Thursday, June 14, 2007

A LO Primer on the Betsy Johnson saga (so far)

Its been suggested to me on several fronts that the winding and weaving we've attempted on the issues surrounding State Senator Betsy Johnson and local media coverage is tough to follow.

So to help out those who don't have the inside baseball view of it that we do, I've attempted to lay it out in this post in a digestable form.

There are essentially three prongs to the various accusations against Johnson:

The first prong has to do with one of Johnson's bills, SB 680. Basically, the bill would set up a pilot project for a few rural airports that would allow them a "through the fence policy"--meaning that those businesses who own property at an airport would have the ability to enter the airport without having to go through the main security gate. The Oregonian printed a story citing Johnson's efforts with SB680 and how it looked to them like the buyer of some land she sold was helped by the bill.

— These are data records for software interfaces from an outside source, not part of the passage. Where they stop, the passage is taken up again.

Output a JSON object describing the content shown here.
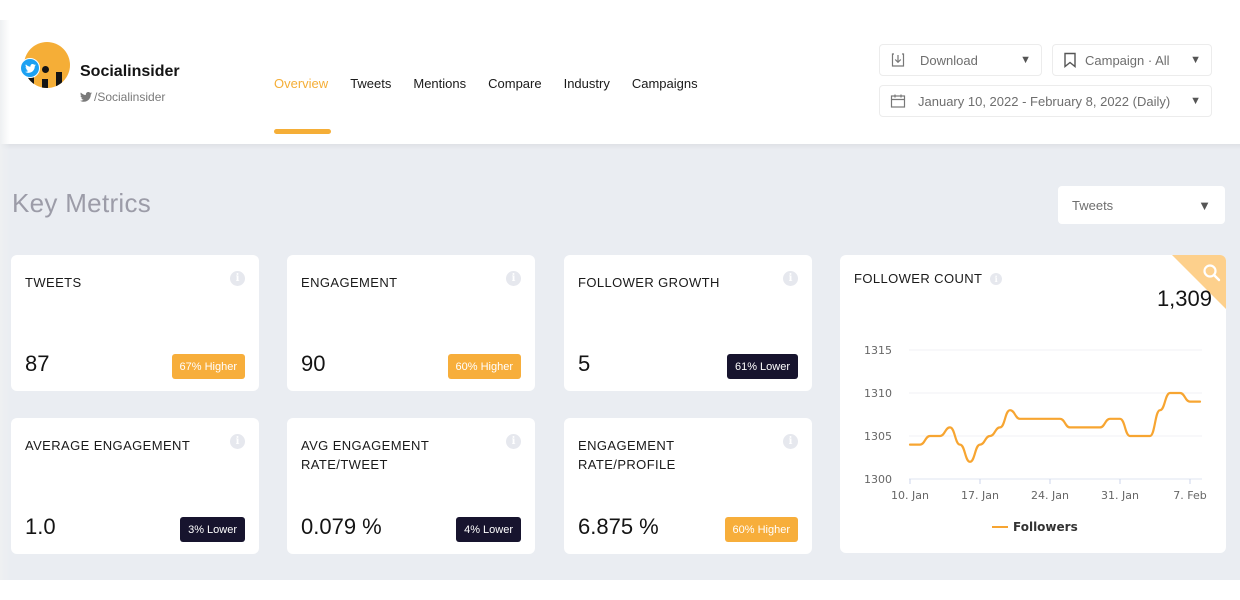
{
  "brand": {
    "name": "Socialinsider",
    "handle": "/Socialinsider",
    "accent_color": "#f5ae37"
  },
  "nav": {
    "items": [
      {
        "label": "Overview",
        "active": true
      },
      {
        "label": "Tweets",
        "active": false
      },
      {
        "label": "Mentions",
        "active": false
      },
      {
        "label": "Compare",
        "active": false
      },
      {
        "label": "Industry",
        "active": false
      },
      {
        "label": "Campaigns",
        "active": false
      }
    ]
  },
  "controls": {
    "download_label": "Download",
    "campaign_label": "Campaign · All",
    "date_range": "January 10, 2022 - February 8, 2022 (Daily)"
  },
  "section": {
    "title": "Key Metrics",
    "metric_select": "Tweets"
  },
  "cards": [
    {
      "label": "TWEETS",
      "value": "87",
      "badge": "67% Higher",
      "trend": "higher"
    },
    {
      "label": "ENGAGEMENT",
      "value": "90",
      "badge": "60% Higher",
      "trend": "higher"
    },
    {
      "label": "FOLLOWER GROWTH",
      "value": "5",
      "badge": "61% Lower",
      "trend": "lower"
    },
    {
      "label": "AVERAGE ENGAGEMENT",
      "value": "1.0",
      "badge": "3% Lower",
      "trend": "lower"
    },
    {
      "label": "AVG ENGAGEMENT RATE/TWEET",
      "value": "0.079 %",
      "badge": "4% Lower",
      "trend": "lower"
    },
    {
      "label": "ENGAGEMENT RATE/PROFILE",
      "value": "6.875 %",
      "badge": "60% Higher",
      "trend": "higher"
    }
  ],
  "follower_card": {
    "label": "FOLLOWER COUNT",
    "value": "1,309"
  },
  "chart_data": {
    "type": "line",
    "title": "FOLLOWER COUNT",
    "x": [
      "Jan 10",
      "Jan 11",
      "Jan 12",
      "Jan 13",
      "Jan 14",
      "Jan 15",
      "Jan 16",
      "Jan 17",
      "Jan 18",
      "Jan 19",
      "Jan 20",
      "Jan 21",
      "Jan 22",
      "Jan 23",
      "Jan 24",
      "Jan 25",
      "Jan 26",
      "Jan 27",
      "Jan 28",
      "Jan 29",
      "Jan 30",
      "Jan 31",
      "Feb 1",
      "Feb 2",
      "Feb 3",
      "Feb 4",
      "Feb 5",
      "Feb 6",
      "Feb 7",
      "Feb 8"
    ],
    "series": [
      {
        "name": "Followers",
        "color": "#f7a531",
        "values": [
          1304,
          1304,
          1305,
          1305,
          1306,
          1304,
          1302,
          1304,
          1305,
          1306,
          1308,
          1307,
          1307,
          1307,
          1307,
          1307,
          1306,
          1306,
          1306,
          1306,
          1307,
          1307,
          1305,
          1305,
          1305,
          1308,
          1310,
          1310,
          1309,
          1309
        ]
      }
    ],
    "xticks": [
      {
        "label": "10. Jan",
        "index": 0
      },
      {
        "label": "17. Jan",
        "index": 7
      },
      {
        "label": "24. Jan",
        "index": 14
      },
      {
        "label": "31. Jan",
        "index": 21
      },
      {
        "label": "7. Feb",
        "index": 28
      }
    ],
    "yticks": [
      1300,
      1305,
      1310,
      1315
    ],
    "ylim": [
      1300,
      1315
    ],
    "grid": true,
    "legend": "bottom-center",
    "xlabel": "",
    "ylabel": ""
  }
}
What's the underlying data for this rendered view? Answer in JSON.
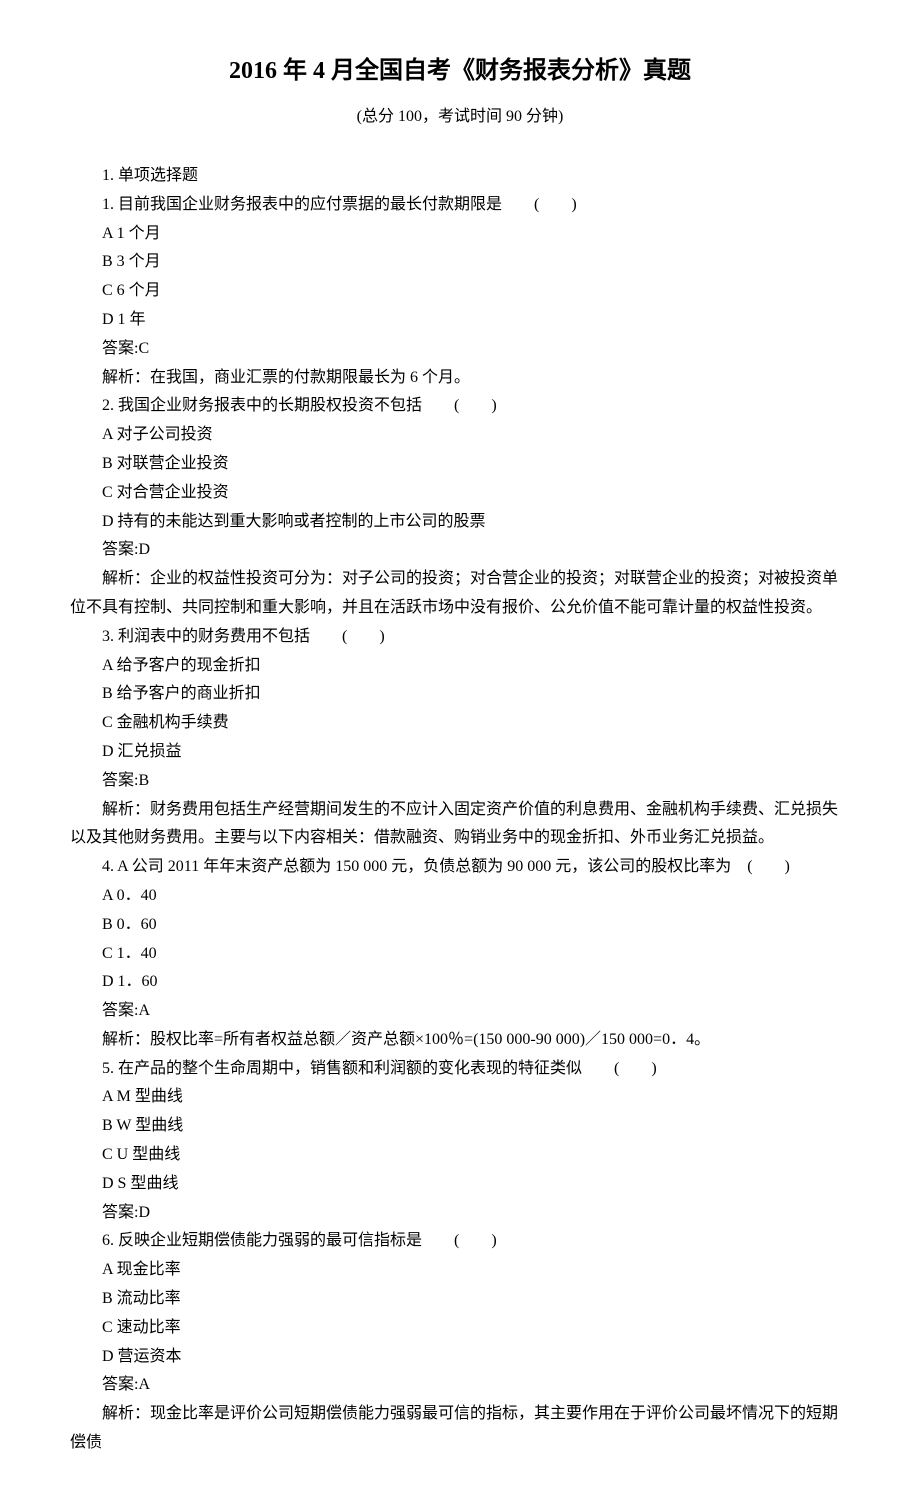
{
  "title": "2016 年 4 月全国自考《财务报表分析》真题",
  "subtitle": "(总分 100，考试时间 90 分钟)",
  "section_header": "1. 单项选择题",
  "questions": [
    {
      "stem": "1. 目前我国企业财务报表中的应付票据的最长付款期限是　　(　　)",
      "options": [
        "A 1 个月",
        "B 3 个月",
        "C 6 个月",
        "D 1 年"
      ],
      "answer": "答案:C",
      "explain": "解析：在我国，商业汇票的付款期限最长为 6 个月。"
    },
    {
      "stem": "2. 我国企业财务报表中的长期股权投资不包括　　(　　)",
      "options": [
        "A 对子公司投资",
        "B 对联营企业投资",
        "C 对合营企业投资",
        "D 持有的未能达到重大影响或者控制的上市公司的股票"
      ],
      "answer": "答案:D",
      "explain": "解析：企业的权益性投资可分为：对子公司的投资；对合营企业的投资；对联营企业的投资；对被投资单位不具有控制、共同控制和重大影响，并且在活跃市场中没有报价、公允价值不能可靠计量的权益性投资。"
    },
    {
      "stem": "3. 利润表中的财务费用不包括　　(　　)",
      "options": [
        "A 给予客户的现金折扣",
        "B 给予客户的商业折扣",
        "C 金融机构手续费",
        "D 汇兑损益"
      ],
      "answer": "答案:B",
      "explain": "解析：财务费用包括生产经营期间发生的不应计入固定资产价值的利息费用、金融机构手续费、汇兑损失以及其他财务费用。主要与以下内容相关：借款融资、购销业务中的现金折扣、外币业务汇兑损益。"
    },
    {
      "stem": "4. A 公司 2011 年年末资产总额为 150 000 元，负债总额为 90 000 元，该公司的股权比率为　(　　)",
      "options": [
        "A 0．40",
        "B 0．60",
        "C 1．40",
        "D 1．60"
      ],
      "answer": "答案:A",
      "explain": "解析：股权比率=所有者权益总额／资产总额×100％=(150 000-90 000)／150 000=0．4。"
    },
    {
      "stem": "5. 在产品的整个生命周期中，销售额和利润额的变化表现的特征类似　　(　　)",
      "options": [
        "A M 型曲线",
        "B W 型曲线",
        "C U 型曲线",
        "D S 型曲线"
      ],
      "answer": "答案:D",
      "explain": ""
    },
    {
      "stem": "6. 反映企业短期偿债能力强弱的最可信指标是　　(　　)",
      "options": [
        "A 现金比率",
        "B 流动比率",
        "C 速动比率",
        "D 营运资本"
      ],
      "answer": "答案:A",
      "explain": "解析：现金比率是评价公司短期偿债能力强弱最可信的指标，其主要作用在于评价公司最坏情况下的短期偿债"
    }
  ]
}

Except that he wasn't. We've found documentation that Scappoose Airport had a "through the fence policy" since May of 2005--and two Port Commissioners told us that the policy has existed since at least 2000. Not to mention the fact that the buyer says he had no idea that the bill existed and it wasn't a part of the deal. Further, the many people we've interviewed from Scappoose that have followed this situation for decades tell us that the stories being fed to the media about Johnson are trumped up crap.

The second prong is about SB 30, which is sponsored by Johnson but introduced by State Senator Ben Westlund. SB 30 would ban destination resorts at the Metolius River Basin. Willamette Week says that because Johnson owns 160 acres at the Metolius its a conflict of interest because, "by cutting off further development in the area, the bill will increase the value of her property". WWeek doesn't tell us exactly how Johnson's property will be devalued by such development--and we're wondering why it wouldn't increase her property's value--as the resorts would add infrastructure and draw more people to the region--thus making it a very desirable piece of property for more development. What WWeek's piece doesn't tell the reader is that Johnson's family has owned the property since 1904, her father is buried on the property (and her mother will be interred there soon). Her parents 1950s dream home is on the site--and her mother was an ardent advocate against development of the region for years. In other words, that land is her family's legacy--no matter what its monetary value.

And finally, prong three: SB 807. We talked about that here. Willy Week says that Johnson introduced the bill and indicates that it would be very profitable for people cozy with Johnson. The bill (as I understand it--this is more TJ's ball than mine and I'm still a little shaky on all the details) creates taxing districts around rural airports, allowing them to generate revenue to be used for improvements around the airport. The problem with trying to tie it to cozy relations with Johnson is that the bill assists rural airports ALL OVER THE STATE--not just ones where people who are tight with Johnson would benefit. There are those who disagree with the bill--saying that those who benefit (generally the people who own property and businesses around the airport) is just too small a number and not worthy of that kind of revenue generation. But that's a different argument. Does this bill give special perks to just a few people who are tied in with Johnson? No--although a few people she's known over the years (and who may be supporters) will surely benefit. But so will alot of other people--and so will the economy around rural airports.

We've been told by some who don't think our reporting is correct that we're not "following the money". Its certainly fair to criticize us and we accept that we're not professional journalists. We're simply two Oregonians who use our skills to attempt to bring things to light that might be missing elsewhere. But in this case--I think we have followed the money.

For example--who stands to benefit if Senate Bill 30 fails..or lose big if it passes? Ponderosa Land and Cattle, for one. They're one of the groups trying to build a destination resort banned by SB 30. And who else? The lobbyists pushing hard to see the bill defeated..who will undoubtedly not be paid nearly as well for their efforts should SB 30 fail.

And what better way to discredit a bill than to undermine one of its chief proponents?

Follow the money indeed.